This past fall and winter, I had the opportunity to take part in the Leadership and Faith: Transforming Communities program through the Kansas Leadership Center with the Missions team at Resurrection West. I want to share my reflections and learnings from that time in light of the General Conference 2012 of The United Methodist Church.

There are at least three shifts in leadership perspective that are helpful in making progress on issues that we care about.

  • Technical to Adaptive – There has been much talk about the adaptive challenges that are facing the denomination. It will be important to seek to make progress in ways that are not just rewriting rules.
  • Benign to Conflictual Interpretations – General Conference does not seem to have challenge making conflictual interpretations.

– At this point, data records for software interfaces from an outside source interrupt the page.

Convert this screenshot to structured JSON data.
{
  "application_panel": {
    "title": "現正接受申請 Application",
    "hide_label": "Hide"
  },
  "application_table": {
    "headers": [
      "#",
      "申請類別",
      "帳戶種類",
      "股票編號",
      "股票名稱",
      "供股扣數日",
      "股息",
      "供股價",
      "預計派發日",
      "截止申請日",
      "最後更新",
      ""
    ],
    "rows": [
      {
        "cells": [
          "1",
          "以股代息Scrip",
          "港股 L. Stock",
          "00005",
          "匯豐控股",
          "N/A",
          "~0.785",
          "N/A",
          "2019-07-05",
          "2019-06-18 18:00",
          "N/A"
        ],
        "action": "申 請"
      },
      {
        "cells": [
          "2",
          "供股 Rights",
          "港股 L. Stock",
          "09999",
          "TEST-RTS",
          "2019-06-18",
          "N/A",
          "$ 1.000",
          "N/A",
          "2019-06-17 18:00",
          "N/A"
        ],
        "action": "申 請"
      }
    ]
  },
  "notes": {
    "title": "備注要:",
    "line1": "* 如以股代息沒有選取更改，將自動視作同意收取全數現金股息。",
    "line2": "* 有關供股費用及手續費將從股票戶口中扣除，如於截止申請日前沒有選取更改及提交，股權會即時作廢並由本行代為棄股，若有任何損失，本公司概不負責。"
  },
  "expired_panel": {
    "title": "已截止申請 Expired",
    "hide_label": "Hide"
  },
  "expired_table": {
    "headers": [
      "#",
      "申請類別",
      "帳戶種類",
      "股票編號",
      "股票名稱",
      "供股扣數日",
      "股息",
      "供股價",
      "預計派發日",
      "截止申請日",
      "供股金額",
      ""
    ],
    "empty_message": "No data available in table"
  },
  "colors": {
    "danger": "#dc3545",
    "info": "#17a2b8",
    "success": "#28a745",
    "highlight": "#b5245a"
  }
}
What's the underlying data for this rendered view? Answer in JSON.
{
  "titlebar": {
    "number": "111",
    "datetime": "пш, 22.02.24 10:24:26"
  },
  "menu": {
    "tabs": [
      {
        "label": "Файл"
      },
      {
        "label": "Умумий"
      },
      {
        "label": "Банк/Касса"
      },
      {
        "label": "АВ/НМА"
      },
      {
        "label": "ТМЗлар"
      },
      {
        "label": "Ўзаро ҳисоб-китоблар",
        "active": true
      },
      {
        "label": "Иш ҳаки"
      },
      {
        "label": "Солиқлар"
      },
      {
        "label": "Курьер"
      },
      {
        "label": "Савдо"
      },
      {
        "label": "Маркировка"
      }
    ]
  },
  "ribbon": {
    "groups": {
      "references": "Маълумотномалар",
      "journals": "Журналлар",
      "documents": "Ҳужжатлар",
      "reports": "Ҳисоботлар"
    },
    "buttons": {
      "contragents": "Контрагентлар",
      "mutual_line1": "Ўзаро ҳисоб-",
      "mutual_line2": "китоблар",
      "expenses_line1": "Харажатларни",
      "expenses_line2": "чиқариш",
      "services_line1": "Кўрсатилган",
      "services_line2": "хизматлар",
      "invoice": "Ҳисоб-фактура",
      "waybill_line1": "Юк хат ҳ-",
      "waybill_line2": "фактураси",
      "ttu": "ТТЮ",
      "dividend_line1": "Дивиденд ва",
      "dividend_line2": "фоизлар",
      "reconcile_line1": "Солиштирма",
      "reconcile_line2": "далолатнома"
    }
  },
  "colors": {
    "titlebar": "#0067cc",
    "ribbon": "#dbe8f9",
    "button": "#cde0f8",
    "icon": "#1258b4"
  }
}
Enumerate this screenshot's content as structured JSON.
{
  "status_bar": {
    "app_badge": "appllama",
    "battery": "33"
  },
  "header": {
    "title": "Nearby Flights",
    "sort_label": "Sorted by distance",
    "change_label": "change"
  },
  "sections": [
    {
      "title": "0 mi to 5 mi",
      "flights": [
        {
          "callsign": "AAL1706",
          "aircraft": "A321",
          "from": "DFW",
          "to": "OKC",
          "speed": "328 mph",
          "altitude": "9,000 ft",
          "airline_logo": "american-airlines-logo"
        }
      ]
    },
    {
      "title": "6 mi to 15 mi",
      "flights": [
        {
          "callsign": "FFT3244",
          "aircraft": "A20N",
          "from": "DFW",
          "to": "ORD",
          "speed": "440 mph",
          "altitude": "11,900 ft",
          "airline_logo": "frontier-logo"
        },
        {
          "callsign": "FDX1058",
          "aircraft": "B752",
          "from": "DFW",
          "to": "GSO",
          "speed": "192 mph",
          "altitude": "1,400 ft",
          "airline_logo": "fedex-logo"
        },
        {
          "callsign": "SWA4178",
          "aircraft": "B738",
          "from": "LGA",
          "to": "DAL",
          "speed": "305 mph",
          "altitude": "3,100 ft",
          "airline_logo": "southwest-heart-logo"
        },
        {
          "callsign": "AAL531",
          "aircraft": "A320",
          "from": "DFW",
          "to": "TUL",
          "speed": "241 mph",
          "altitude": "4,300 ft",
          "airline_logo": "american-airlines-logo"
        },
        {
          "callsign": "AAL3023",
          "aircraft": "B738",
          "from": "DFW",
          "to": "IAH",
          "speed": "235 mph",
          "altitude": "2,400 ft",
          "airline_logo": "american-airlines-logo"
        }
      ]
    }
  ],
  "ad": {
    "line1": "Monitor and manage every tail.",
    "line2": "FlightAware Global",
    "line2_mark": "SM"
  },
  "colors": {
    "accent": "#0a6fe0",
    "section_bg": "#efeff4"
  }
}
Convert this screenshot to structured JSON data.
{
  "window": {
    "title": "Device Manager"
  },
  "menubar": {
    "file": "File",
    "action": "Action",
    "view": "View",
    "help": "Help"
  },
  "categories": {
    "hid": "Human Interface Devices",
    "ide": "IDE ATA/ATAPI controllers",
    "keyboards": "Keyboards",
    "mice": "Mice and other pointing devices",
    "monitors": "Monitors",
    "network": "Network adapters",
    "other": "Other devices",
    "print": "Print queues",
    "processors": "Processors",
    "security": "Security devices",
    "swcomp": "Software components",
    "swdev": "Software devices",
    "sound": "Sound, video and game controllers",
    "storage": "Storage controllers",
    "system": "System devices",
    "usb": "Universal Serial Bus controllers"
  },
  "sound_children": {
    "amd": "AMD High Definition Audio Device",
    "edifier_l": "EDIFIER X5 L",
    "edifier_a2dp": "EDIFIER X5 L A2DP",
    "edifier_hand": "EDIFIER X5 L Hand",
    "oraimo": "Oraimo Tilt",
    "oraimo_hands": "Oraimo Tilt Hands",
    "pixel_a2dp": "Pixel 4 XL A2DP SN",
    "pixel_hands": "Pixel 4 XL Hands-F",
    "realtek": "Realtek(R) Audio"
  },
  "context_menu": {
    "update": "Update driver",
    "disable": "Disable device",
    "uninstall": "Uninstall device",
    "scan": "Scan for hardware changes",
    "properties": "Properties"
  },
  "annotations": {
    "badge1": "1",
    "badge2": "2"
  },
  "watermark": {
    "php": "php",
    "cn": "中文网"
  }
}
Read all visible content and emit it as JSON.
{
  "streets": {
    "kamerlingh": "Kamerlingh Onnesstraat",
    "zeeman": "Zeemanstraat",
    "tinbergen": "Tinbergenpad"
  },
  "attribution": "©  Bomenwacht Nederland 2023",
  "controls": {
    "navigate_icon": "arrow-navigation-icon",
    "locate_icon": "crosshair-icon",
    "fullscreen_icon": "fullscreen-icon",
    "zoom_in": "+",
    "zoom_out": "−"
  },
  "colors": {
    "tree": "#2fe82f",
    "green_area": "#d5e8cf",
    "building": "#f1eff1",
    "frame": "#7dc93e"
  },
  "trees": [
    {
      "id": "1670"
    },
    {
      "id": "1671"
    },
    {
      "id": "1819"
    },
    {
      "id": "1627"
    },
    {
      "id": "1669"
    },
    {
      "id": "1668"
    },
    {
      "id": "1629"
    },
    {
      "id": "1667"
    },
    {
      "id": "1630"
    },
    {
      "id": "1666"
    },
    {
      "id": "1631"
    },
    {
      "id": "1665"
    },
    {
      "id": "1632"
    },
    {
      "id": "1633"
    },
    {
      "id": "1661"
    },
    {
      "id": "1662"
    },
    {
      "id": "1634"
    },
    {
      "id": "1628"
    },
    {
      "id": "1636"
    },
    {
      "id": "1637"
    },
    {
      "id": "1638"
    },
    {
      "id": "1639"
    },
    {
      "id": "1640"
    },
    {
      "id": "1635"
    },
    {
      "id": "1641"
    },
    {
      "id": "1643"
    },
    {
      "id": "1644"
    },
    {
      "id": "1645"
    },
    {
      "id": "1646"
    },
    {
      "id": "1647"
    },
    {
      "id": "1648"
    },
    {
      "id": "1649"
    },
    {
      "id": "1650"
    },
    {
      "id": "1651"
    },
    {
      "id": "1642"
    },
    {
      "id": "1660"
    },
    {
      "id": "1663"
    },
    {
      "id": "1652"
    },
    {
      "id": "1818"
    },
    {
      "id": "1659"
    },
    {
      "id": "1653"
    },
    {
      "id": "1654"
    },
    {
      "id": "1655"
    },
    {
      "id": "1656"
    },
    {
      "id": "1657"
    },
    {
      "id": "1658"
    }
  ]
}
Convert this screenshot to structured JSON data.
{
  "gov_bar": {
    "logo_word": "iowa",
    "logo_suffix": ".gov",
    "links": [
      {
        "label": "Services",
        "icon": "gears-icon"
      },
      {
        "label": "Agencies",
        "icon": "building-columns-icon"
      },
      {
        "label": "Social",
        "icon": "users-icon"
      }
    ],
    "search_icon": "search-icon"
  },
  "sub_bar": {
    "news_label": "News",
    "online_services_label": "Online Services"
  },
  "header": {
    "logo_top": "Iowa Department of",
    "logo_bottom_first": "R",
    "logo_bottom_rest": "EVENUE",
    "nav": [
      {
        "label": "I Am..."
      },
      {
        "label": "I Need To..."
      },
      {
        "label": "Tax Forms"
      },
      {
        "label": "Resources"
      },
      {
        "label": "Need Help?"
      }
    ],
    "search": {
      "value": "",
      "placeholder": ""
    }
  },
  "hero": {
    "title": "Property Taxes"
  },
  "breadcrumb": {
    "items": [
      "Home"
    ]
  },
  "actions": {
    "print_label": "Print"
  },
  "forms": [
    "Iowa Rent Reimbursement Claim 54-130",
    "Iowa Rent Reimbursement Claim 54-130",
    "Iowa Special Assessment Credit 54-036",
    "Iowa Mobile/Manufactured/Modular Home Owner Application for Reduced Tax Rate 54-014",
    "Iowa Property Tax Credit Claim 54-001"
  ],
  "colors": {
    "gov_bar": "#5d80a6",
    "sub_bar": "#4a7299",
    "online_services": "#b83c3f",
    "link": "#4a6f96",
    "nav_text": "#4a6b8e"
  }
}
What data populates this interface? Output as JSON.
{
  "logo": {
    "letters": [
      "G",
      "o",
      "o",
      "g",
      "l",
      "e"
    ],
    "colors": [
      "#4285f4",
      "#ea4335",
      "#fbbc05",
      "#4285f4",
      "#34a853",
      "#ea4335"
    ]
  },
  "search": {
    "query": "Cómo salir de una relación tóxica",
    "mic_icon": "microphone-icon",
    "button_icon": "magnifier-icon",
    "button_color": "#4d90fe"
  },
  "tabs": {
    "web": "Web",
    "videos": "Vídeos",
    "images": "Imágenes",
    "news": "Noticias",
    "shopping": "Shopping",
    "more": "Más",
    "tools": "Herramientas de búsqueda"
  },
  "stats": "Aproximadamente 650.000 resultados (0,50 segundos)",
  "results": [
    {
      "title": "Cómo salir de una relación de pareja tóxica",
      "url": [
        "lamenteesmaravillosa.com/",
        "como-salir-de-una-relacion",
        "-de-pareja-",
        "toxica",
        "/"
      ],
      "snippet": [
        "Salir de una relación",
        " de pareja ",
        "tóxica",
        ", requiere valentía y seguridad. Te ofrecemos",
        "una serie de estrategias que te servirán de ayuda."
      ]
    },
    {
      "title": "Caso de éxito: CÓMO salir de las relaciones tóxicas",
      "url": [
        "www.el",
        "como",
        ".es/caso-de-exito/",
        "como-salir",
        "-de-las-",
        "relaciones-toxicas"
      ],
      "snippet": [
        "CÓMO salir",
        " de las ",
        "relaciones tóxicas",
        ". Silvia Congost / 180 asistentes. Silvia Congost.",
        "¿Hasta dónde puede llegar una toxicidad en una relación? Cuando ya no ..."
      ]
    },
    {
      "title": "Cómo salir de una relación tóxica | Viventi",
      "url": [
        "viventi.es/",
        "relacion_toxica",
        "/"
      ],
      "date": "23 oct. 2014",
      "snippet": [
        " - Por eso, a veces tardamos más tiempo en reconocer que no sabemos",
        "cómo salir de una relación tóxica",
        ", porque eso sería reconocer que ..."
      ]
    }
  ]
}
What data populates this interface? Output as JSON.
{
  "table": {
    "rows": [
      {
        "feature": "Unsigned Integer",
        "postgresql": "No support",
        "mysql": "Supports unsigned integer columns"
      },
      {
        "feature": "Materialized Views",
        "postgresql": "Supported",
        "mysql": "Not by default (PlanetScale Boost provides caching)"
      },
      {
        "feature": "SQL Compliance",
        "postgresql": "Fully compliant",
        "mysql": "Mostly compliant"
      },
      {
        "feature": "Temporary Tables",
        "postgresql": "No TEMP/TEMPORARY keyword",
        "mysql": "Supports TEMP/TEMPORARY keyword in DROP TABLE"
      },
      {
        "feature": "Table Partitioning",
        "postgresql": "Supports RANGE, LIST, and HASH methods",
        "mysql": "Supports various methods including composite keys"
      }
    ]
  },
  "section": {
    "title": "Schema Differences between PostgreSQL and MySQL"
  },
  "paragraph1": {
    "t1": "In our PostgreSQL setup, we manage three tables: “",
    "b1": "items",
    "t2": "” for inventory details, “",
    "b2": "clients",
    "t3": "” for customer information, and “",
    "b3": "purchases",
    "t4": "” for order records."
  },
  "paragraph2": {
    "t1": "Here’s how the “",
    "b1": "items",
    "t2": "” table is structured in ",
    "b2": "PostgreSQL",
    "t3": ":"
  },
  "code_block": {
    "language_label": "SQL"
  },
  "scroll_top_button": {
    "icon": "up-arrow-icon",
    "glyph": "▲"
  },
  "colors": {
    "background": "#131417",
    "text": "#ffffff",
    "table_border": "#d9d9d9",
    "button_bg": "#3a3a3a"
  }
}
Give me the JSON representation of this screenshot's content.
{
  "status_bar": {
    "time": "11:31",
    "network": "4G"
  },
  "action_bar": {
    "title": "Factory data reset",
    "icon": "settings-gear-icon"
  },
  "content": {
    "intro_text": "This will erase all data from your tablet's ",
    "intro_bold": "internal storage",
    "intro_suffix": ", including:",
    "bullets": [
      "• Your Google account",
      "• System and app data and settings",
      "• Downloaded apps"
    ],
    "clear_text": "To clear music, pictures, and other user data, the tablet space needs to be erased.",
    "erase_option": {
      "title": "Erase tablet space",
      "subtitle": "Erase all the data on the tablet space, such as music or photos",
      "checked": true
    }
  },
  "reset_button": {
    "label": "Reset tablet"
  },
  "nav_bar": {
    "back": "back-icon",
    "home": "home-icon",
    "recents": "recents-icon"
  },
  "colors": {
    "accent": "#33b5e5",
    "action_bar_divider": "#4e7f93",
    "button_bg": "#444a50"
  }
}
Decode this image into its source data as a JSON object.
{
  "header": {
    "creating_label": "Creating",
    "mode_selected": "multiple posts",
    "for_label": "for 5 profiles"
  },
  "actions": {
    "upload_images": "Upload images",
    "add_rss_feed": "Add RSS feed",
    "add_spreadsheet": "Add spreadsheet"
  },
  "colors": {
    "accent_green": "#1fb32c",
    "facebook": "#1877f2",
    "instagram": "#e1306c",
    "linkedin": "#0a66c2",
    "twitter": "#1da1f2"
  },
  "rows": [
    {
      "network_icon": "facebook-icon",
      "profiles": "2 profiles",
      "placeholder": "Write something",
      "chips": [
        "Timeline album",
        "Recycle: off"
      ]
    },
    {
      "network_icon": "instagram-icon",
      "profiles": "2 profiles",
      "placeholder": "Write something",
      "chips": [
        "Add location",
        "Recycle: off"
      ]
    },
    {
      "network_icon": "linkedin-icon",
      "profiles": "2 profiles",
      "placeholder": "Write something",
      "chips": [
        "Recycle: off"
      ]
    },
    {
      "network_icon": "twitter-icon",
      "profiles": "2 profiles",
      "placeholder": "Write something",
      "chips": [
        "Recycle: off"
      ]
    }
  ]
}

Focusing them on making progress will be an important opportunity.
  • Individual to Systemic View – This is one of the most important leadership shifts that could help make progress at General Conference. It can be easy for delegates to take the perspective of themselves, their annual conference or affinity group. More progress will be made by paying as much attention as possible to the entire system – both during the days of meeting ahead in Tampa and the months to follow.

Have you found our denomination to be making these shifts? What else might be helpful to make progress?